This literally sounds like the main plot of the 1998 movie Armageddon.
In one of the greatest movies of the 20th century, Bruce Willis, Ben Affleck, Liv Tyler and more starred in the movie Armageddon, which saw Earth being threatened by an incoming Asteroid that would've seen the end of the planet should a collision happen. Bruce and Ben's characters were part of a team sent into outer space to plant bombs on the massive space rock to save all of humanity.
And while that reeks of a pure Hollywood movie plot, very early this morning, a Maine engineer was actually part of a team that launched a that launched a mission known as DART to re-direct an incoming Asteroid known as the Asteroid Dimorphos, which is currently on a path to directly collide with Earth.
The DART mission is more of an offensive strategy as opposed to a defensive one.
According to Mark Jensenius, the Mainer on the mission who discussed this morning's launch with Channel 8 WMTW, the DART (which stands for double asteroid redirection test) mission is more a proactive measure to get out in front of asteroids that are showing a direct path toward Earth and redirect their travel path to minimize the threat of a possible future collision.
How does the DART mission work?
Mark told WMTW that DART actually impacts an asteroid's path by first using its imager and sensors to obtain information to command the spacecraft to maneuver as needed to then forge ahead and collide with the asteroid to redirect its path, all without any human intervention.
As it stands right now, according to WMTW through Mark's explanation, DART should reach the Asteroid Dimorphos in about 10 months while traveling at 15,000 mph, estimate an arrival sometime in September. The DART mission is actually available to be tracked as well on NASA's official website.

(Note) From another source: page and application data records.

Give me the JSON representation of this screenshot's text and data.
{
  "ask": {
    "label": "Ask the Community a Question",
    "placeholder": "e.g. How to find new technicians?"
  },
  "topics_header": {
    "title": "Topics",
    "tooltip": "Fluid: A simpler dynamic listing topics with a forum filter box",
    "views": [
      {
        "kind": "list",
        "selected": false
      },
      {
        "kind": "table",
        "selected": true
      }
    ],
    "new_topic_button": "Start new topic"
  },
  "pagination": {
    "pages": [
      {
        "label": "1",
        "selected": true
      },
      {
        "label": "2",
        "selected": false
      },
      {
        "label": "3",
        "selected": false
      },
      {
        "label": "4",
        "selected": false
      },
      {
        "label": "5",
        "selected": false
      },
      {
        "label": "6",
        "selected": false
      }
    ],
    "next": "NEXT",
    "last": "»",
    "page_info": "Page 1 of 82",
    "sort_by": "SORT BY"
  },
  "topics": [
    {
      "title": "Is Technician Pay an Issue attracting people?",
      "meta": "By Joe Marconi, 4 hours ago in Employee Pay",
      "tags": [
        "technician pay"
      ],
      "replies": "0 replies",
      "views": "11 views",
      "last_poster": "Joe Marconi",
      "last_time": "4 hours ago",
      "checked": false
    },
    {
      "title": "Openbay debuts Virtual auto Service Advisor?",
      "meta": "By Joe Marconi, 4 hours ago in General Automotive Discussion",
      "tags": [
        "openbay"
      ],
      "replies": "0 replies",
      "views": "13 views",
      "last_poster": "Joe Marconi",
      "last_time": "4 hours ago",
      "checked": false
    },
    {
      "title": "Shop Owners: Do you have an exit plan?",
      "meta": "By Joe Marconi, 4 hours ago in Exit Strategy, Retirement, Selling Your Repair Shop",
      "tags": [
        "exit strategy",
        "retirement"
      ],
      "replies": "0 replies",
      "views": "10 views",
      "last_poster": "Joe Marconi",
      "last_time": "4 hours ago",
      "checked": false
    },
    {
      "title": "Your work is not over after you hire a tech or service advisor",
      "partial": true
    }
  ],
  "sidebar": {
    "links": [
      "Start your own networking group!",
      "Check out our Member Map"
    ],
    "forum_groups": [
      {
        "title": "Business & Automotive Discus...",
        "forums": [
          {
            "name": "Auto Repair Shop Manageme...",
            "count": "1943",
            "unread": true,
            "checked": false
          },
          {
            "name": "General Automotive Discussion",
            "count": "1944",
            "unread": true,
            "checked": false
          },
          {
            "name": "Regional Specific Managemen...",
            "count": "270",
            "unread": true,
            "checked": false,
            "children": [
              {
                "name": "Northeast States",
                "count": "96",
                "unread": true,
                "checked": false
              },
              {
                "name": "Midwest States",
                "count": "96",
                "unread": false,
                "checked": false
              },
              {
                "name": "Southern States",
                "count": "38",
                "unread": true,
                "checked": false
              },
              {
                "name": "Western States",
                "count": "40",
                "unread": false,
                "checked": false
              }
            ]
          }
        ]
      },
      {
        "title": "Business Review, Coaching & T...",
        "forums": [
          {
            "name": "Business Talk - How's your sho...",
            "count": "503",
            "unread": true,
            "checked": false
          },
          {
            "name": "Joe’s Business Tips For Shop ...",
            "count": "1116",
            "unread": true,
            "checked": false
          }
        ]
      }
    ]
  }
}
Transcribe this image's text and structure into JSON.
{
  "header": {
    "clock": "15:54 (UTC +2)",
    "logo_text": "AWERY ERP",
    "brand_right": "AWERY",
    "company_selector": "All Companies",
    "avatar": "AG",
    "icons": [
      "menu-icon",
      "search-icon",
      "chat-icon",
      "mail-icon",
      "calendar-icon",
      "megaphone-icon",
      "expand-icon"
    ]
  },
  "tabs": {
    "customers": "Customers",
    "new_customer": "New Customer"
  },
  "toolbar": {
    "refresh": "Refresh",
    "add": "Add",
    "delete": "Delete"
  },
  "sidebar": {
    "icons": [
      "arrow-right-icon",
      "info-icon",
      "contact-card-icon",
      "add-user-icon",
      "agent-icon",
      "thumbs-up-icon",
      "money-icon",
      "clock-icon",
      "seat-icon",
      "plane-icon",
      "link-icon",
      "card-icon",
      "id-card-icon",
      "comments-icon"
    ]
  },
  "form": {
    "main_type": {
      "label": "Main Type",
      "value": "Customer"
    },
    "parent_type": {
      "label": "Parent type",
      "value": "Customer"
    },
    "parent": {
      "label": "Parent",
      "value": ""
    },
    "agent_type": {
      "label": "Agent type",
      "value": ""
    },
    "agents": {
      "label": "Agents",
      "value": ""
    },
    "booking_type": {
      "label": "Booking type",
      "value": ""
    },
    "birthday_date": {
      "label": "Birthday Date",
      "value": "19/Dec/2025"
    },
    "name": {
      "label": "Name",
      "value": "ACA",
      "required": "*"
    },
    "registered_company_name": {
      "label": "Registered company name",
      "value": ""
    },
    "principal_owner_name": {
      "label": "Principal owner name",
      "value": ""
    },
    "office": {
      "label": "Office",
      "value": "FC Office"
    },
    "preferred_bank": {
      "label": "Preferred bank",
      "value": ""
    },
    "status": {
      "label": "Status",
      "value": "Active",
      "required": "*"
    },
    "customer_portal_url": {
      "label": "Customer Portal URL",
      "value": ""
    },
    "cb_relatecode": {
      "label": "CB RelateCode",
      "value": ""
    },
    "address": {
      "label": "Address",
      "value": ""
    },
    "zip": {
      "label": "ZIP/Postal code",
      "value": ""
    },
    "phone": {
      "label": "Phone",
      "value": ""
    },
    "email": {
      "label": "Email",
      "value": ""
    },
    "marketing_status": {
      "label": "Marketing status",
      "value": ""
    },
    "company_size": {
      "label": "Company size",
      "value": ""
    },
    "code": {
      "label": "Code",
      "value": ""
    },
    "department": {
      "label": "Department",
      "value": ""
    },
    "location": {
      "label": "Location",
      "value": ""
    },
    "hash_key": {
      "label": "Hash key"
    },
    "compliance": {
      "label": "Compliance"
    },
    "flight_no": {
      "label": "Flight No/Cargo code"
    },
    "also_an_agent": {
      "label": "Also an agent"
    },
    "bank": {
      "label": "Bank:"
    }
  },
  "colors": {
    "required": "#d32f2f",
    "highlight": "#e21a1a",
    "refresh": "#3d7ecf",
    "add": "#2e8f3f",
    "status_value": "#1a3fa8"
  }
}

Just a Mainer out here doing amazing, intergalactic, Earth-saving things.